My todo list is overflowing, my emails are piling up, I have 17 pages to read in my book and all of these are things I enjoy doing. But my mother has just called me for the fifth time in less than 60 minutes about the new safety monitor we got her for Christmas, the 5Star Urgent Response. New things challenge her and the idea of having both a cell phone and this device is beyond her ability to assimilate. As I sit at the kitchen bar trying to concentrate on any number of items the phone rings two more times. It’s not that I don’t want to work more but my spirit is broken by the phone calls. I give up and walk toward the stairs to the bedroom. My mother must have picked up on my frustration because when the phone rings again, it is not mine. My husband picks up his phone which is playing “Mother-in-Law” (see below).

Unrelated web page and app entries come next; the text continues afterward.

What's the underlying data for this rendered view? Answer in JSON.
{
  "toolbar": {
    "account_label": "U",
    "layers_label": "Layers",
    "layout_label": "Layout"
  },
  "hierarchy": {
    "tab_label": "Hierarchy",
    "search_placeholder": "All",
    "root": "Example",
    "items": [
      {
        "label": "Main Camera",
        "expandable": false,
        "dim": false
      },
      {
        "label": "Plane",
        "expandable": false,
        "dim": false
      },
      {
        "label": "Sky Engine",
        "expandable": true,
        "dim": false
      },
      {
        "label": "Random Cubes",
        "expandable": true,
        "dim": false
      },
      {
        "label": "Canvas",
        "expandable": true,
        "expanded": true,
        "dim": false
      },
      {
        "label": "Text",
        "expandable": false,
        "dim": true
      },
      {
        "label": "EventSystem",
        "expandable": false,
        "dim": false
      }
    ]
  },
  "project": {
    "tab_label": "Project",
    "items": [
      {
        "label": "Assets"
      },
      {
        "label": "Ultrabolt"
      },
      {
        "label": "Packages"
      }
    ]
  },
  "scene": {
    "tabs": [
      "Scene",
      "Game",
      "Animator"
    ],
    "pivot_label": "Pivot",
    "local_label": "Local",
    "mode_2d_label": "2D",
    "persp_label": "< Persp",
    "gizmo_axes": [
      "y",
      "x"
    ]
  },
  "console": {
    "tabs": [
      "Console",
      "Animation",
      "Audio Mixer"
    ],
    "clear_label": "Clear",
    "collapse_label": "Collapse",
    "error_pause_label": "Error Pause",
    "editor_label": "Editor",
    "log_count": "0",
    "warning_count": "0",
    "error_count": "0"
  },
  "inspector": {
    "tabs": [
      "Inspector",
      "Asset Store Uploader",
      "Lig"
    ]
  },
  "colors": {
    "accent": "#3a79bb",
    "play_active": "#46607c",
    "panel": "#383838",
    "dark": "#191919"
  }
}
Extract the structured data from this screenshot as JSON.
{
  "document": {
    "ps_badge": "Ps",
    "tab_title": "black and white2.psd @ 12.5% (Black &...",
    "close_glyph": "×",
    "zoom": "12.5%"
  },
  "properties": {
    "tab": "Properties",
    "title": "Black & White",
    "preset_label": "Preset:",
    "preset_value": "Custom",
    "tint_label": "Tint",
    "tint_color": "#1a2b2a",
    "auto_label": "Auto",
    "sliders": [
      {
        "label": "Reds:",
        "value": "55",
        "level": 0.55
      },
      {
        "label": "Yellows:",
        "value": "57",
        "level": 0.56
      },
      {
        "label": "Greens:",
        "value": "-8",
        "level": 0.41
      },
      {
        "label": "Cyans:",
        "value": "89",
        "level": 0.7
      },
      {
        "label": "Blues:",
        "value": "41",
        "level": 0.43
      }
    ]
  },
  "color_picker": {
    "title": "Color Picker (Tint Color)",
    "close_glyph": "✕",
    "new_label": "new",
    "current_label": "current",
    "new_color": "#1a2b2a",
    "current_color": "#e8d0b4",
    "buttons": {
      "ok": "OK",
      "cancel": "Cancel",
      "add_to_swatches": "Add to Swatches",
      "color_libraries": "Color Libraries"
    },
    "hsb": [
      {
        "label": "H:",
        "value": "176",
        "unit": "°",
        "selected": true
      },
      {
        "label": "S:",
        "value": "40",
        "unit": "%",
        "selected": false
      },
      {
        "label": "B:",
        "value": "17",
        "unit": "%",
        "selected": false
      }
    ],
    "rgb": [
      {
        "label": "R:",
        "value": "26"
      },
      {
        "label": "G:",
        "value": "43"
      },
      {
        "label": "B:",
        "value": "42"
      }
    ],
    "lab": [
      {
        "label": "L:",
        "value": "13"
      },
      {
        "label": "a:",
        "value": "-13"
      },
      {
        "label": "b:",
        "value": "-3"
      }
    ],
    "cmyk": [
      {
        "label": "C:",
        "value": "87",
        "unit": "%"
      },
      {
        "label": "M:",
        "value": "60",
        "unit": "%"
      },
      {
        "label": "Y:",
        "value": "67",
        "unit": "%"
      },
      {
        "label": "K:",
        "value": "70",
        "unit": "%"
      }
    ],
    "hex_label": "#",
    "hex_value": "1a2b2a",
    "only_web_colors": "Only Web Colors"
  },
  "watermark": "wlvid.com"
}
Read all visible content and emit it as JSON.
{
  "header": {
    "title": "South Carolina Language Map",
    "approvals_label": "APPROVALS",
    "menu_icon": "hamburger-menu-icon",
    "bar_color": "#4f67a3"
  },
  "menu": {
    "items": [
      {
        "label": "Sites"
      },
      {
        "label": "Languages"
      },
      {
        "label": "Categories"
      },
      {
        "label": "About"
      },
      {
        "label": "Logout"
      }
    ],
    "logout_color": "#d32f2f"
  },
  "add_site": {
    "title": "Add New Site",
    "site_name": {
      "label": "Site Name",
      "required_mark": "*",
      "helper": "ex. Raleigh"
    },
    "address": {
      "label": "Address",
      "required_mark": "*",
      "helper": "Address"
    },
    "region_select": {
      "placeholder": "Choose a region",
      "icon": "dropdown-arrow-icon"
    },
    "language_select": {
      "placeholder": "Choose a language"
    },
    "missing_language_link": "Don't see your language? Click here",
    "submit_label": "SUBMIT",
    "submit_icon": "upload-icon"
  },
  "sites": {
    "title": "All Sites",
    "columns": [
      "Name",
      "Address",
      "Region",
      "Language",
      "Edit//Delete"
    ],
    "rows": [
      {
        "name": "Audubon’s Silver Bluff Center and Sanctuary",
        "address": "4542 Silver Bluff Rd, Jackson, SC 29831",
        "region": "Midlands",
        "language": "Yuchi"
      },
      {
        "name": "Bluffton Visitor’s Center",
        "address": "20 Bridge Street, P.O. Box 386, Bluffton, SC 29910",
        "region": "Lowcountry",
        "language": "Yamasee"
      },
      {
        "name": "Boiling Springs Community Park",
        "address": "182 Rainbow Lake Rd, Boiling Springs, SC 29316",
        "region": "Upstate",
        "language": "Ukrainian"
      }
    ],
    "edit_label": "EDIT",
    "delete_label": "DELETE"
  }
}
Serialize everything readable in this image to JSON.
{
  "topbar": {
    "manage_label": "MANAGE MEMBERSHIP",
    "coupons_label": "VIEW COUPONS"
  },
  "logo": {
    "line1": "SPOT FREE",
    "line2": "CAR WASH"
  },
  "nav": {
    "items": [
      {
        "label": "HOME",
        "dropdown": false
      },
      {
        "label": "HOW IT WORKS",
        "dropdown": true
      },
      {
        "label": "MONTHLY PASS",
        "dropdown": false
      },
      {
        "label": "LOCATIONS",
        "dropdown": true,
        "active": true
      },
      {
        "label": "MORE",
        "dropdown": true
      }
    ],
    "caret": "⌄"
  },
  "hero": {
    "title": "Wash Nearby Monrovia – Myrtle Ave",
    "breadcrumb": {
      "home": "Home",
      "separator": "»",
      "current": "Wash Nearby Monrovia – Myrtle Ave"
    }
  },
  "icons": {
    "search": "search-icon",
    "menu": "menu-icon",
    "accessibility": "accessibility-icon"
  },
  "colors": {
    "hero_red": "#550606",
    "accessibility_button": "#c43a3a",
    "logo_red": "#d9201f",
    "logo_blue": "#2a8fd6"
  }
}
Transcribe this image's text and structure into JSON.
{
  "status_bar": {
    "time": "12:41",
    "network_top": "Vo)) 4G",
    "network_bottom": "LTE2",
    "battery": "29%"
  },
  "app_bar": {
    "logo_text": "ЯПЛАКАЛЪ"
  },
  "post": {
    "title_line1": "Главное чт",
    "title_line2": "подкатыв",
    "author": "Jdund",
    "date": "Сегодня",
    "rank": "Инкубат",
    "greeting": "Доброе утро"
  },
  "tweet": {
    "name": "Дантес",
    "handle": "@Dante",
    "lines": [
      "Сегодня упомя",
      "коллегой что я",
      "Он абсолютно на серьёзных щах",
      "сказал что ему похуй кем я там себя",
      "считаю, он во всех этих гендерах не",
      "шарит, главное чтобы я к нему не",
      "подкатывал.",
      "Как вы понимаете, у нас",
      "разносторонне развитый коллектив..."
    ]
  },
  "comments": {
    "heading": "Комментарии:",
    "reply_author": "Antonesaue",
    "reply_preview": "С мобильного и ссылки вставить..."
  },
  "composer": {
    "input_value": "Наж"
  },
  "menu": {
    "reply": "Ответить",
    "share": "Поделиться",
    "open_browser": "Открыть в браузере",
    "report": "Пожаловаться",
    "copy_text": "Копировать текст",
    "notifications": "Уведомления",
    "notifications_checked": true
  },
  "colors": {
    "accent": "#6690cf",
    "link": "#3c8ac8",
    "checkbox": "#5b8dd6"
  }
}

Over the years, as my patients have aged along with me, they have told me their woeful stories regarding their parents. I knew my time would come and over the last year my 84 year old mother has diminished with each month. She refuses to take any “more” medication and, like many of the dementia patients I’ve treated, doesn’t see the problem. Since the evidence on the “Alzheimer’s medications” is not all that convincing anyway, I am not willing to fight over it. She limits her driving mainly to daytime and to places she knows. But if you throw anything out of the ordinary, like the new device that she needs to clip on her person and charge every night, it becomes a nightmare. Not only for her but for me and my husband as well.
My daughter has already approached her about moving into a personal care home but she will have none of it. She has good days and bad days. My job keeps me busy and disinclined to force the conversation. It is coming. My patients have prepared me for it and I thank them for this. But just like them, there is a black hole of dread that I see approaching. One thing for sure, while I will avoid discussing what is a personal matter, my empathy will go out to the next adult child dealing with their unwilling parent.